• Task details:
From the data, return each line holding the word "Unit".

---------- Dataset records

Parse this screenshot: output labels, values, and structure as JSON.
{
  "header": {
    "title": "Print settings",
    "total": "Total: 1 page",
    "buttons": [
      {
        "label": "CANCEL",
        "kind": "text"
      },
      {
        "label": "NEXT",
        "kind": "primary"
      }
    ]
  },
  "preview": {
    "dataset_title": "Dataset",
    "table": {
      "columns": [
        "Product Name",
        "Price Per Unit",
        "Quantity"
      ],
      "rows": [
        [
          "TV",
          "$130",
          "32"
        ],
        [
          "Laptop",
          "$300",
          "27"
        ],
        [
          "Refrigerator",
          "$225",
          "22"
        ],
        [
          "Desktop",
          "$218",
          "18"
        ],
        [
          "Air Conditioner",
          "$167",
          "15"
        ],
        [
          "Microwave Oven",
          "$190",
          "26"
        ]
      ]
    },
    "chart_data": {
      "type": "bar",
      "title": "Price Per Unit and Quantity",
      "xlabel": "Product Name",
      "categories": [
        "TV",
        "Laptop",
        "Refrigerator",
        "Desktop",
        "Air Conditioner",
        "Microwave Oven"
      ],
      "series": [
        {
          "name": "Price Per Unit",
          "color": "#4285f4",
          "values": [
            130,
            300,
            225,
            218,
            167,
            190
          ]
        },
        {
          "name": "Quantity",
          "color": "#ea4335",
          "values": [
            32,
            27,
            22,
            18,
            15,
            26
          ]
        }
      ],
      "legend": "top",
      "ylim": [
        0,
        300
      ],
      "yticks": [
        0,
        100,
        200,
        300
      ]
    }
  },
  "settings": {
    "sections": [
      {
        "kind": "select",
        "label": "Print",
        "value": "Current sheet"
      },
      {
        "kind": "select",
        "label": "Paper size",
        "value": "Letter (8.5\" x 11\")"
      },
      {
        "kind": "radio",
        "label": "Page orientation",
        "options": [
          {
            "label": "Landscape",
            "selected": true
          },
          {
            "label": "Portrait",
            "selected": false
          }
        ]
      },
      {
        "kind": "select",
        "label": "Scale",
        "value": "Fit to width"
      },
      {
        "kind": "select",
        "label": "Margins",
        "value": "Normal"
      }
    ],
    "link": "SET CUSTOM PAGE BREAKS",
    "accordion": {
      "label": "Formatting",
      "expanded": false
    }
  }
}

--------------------

• Written answer:
        "Price Per Unit",
      "title": "Price Per Unit and Quantity",
          "name": "Price Per Unit",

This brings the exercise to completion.